Discharge from the hospital is the point at which the patient leaves the hospital and either returns home or is transferred to another facility such as one for rehabilitation or to a nursing home. Discharge involves the medical instructions that the patient will need to fully recover. Discharge planning is a service that considers the patient’s needs after the hospital stay, and may involve several different services such as visiting nursing care, physical therapy, and home blood drawing.
Recently hospital discharge has been in the spotlight with organisations such as Healthwatch running nationwide consultations and local media picking up on incidents following hospital discharges. It is widely acknowledged that patients with more complex care needs and multiple chronic illnesses require a particularly thorough and efficient hospital discharge process. It is therefore all the more important that disabled people and individuals with long term health conditions get their voices heard in sharing their experience of hospital discharge.
An ineffective discharge process can lead to individuals becoming more socially isolated in their home, mental and physical wellbeing deteriorating and even in rare cases death.
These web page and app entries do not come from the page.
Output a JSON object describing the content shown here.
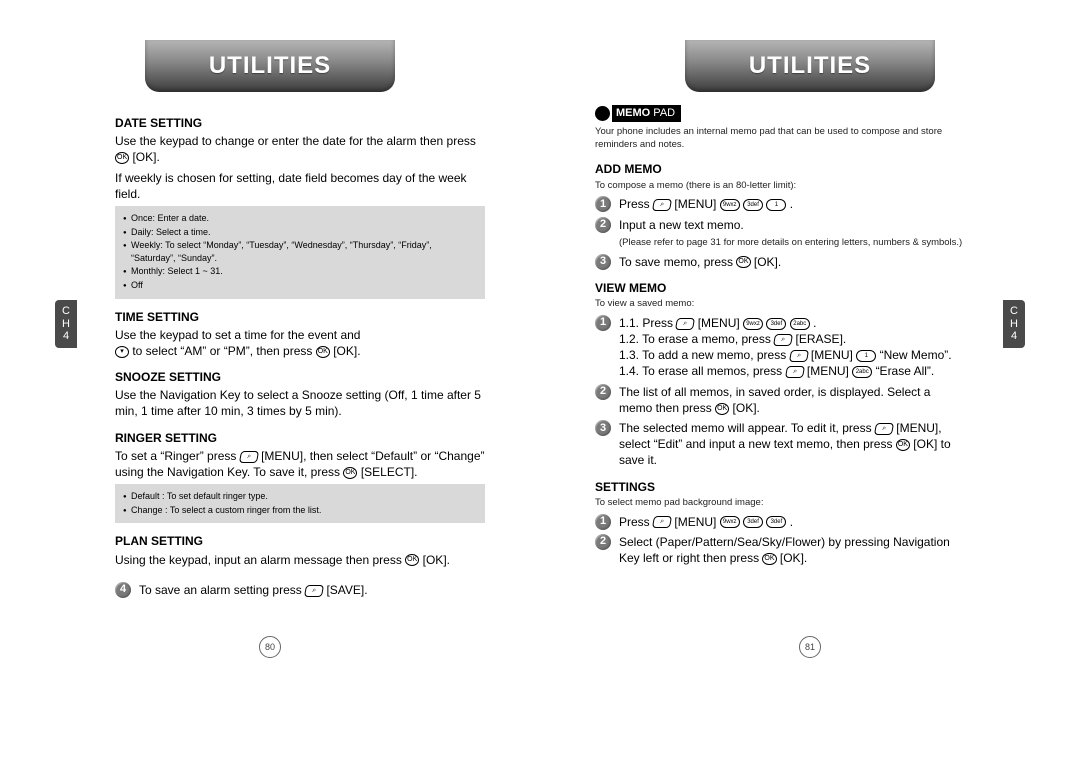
{
  "header": "UTILITIES",
  "chapter": {
    "label": "C\nH",
    "num": "4"
  },
  "left": {
    "dateSetting": {
      "title": "DATE SETTING",
      "body1": "Use the keypad to change or enter the date for the alarm then press",
      "body1b": "[OK].",
      "body2": "If weekly is chosen for setting, date field becomes day of the week field.",
      "notes": [
        "Once: Enter a date.",
        "Daily: Select a time.",
        "Weekly: To select “Monday”, “Tuesday”, “Wednesday”, “Thursday”, “Friday”, “Saturday”, “Sunday”.",
        "Monthly: Select 1 ~ 31.",
        "Off"
      ]
    },
    "timeSetting": {
      "title": "TIME SETTING",
      "body1": "Use the keypad to set a time for the event and",
      "body2a": "to select “AM” or “PM”, then press",
      "body2b": "[OK]."
    },
    "snooze": {
      "title": "SNOOZE SETTING",
      "body": "Use the Navigation Key to select a Snooze setting (Off, 1 time after 5 min, 1 time after 10 min, 3 times by 5 min)."
    },
    "ringer": {
      "title": "RINGER SETTING",
      "body1a": "To set a “Ringer” press",
      "body1b": "[MENU], then select “Default” or “Change” using the Navigation Key. To save it, press",
      "body1c": "[SELECT].",
      "notes": [
        "Default : To set default ringer type.",
        "Change : To select a custom ringer from the list."
      ]
    },
    "plan": {
      "title": "PLAN SETTING",
      "body1": "Using the keypad, input an alarm message then press",
      "body1b": "[OK]."
    },
    "saveStep": {
      "text1": "To save an alarm setting press",
      "text2": "[SAVE]."
    },
    "pagenum": "80"
  },
  "right": {
    "memoBadge": {
      "strong": "MEMO",
      "light": "PAD"
    },
    "intro": "Your phone includes an internal memo pad that can be used to compose and store reminders and notes.",
    "add": {
      "title": "ADD MEMO",
      "sub": "To compose a memo (there is an 80-letter limit):",
      "step1a": "Press",
      "step1b": "[MENU]",
      "step2": "Input a new text memo.",
      "step2note": "(Please refer to page 31 for more details on entering letters, numbers & symbols.)",
      "step3a": "To save memo, press",
      "step3b": "[OK]."
    },
    "view": {
      "title": "VIEW MEMO",
      "sub": "To view a saved memo:",
      "s1_1a": "1.1. Press",
      "s1_1b": "[MENU]",
      "s1_2a": "1.2. To erase a memo, press",
      "s1_2b": "[ERASE].",
      "s1_3a": "1.3. To add a new memo, press",
      "s1_3b": "[MENU]",
      "s1_3c": "“New Memo”.",
      "s1_4a": "1.4. To erase all memos, press",
      "s1_4b": "[MENU]",
      "s1_4c": "“Erase All”.",
      "s2a": "The list of all memos, in saved order, is displayed. Select a memo then press",
      "s2b": "[OK].",
      "s3a": "The selected memo will appear.  To edit it, press",
      "s3b": "[MENU], select “Edit” and input a new text memo, then press",
      "s3c": "[OK] to save it."
    },
    "settings": {
      "title": "SETTINGS",
      "sub": "To select memo pad background image:",
      "s1a": "Press",
      "s1b": "[MENU]",
      "s2a": "Select (Paper/Pattern/Sea/Sky/Flower) by pressing Navigation Key left or right then press",
      "s2b": "[OK]."
    },
    "pagenum": "81"
  },
  "iconLabels": {
    "ok": "OK",
    "menu": "⌕",
    "softkey": "⌕",
    "down": "▾",
    "nine": "9wxz",
    "three": "3def",
    "two": "2abc",
    "one": "1"
  }
}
To ensure that an individuals’ care is properly managed following discharge it is vital that the correct care plan is agreed before the patient leaves the hospital.
There are two types of discharge: Minimal discharge: this is the majority of cases where a minimal amount of support is required.
Complex discharge: for those who require more specialised care after leaving hospital. For those who:
- have ongoing health and social care needs
- need community care services
- need intermediate care
The key focus is on a timely discharge. It is crucial that patients are not in hospital any longer than they need to be (delayed discharge), nor that they are discharged before the patient is fit enough nor adequate support has been arranged (premature discharge).